━━━━━ Recorded information

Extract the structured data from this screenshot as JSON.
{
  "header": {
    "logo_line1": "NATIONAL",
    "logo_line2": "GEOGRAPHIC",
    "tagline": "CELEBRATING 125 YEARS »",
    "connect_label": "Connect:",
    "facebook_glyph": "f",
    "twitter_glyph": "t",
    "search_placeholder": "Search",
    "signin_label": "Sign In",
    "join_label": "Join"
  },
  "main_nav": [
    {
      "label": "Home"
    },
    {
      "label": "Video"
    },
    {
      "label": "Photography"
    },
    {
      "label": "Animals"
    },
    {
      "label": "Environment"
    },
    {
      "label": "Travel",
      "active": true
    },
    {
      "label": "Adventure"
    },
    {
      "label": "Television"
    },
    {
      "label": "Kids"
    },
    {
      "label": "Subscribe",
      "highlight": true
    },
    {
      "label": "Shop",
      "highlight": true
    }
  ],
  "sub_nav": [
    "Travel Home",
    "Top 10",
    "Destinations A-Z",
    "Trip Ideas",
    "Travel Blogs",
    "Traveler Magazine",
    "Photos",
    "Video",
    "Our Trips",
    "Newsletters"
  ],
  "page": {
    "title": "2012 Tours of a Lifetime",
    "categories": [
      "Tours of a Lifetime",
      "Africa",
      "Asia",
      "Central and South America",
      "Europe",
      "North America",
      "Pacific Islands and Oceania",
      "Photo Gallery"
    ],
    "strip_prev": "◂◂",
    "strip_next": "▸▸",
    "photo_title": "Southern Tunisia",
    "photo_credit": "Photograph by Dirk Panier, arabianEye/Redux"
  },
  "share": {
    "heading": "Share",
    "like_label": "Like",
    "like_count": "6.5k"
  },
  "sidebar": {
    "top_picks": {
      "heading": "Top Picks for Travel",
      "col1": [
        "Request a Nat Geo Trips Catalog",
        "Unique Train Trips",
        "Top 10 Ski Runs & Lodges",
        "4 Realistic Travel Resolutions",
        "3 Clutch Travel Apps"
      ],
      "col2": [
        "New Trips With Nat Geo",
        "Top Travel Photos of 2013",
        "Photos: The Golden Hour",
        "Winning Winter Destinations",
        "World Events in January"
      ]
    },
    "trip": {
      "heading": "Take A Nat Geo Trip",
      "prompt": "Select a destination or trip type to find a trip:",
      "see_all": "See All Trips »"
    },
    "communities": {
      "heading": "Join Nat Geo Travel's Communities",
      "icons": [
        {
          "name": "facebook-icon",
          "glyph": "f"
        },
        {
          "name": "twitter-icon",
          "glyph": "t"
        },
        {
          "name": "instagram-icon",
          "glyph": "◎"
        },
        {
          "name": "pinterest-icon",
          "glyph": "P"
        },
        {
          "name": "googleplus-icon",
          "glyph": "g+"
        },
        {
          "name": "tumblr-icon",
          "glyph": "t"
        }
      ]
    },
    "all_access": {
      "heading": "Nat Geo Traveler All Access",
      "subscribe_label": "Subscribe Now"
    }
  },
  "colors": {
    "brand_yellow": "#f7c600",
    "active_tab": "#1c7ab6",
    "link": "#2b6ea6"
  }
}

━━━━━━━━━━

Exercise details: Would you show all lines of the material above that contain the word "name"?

Worked solution:
          "name": "facebook-icon",
          "name": "twitter-icon",
          "name": "instagram-icon",
          "name": "pinterest-icon",
          "name": "googleplus-icon",
          "name": "tumblr-icon",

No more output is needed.